-------- Study material

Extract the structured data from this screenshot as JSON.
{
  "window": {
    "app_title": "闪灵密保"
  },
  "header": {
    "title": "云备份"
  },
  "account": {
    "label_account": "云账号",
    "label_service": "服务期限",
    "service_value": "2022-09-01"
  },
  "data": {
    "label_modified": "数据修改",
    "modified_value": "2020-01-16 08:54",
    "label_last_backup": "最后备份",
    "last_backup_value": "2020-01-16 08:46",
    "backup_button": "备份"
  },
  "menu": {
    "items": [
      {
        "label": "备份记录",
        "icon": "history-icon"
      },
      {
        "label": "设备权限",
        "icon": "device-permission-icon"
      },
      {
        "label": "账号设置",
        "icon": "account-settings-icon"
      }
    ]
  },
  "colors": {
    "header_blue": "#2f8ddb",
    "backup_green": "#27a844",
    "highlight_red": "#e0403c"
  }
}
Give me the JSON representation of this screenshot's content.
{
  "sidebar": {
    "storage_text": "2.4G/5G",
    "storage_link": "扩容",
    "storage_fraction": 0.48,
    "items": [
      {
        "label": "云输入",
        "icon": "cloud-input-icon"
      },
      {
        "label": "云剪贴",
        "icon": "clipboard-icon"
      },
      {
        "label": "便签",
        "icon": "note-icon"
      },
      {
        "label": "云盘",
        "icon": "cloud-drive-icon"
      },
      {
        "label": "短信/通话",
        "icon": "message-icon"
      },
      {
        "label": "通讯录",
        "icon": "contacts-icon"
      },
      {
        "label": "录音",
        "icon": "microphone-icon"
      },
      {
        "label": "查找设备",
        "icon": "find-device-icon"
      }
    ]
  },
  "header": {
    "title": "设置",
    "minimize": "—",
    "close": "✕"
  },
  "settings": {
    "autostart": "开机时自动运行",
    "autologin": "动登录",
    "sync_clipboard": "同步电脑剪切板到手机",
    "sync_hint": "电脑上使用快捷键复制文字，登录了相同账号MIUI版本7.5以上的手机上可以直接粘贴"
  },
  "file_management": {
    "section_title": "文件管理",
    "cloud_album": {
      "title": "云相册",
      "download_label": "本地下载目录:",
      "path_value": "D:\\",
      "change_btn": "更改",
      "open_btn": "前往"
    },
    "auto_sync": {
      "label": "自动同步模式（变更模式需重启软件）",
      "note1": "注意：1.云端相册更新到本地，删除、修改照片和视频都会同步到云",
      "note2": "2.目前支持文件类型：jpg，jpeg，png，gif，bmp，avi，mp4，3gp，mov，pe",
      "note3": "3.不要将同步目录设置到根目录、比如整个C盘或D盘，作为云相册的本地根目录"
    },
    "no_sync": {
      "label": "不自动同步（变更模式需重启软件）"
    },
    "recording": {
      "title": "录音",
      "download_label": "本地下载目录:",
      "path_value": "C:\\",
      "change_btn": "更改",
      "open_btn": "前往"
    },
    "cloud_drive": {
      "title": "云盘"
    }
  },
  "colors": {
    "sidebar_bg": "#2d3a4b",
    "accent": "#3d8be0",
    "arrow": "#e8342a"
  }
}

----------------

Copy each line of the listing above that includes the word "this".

Extract the structured data from this screenshot as JSON.
Give me the JSON representation of this screenshot's content.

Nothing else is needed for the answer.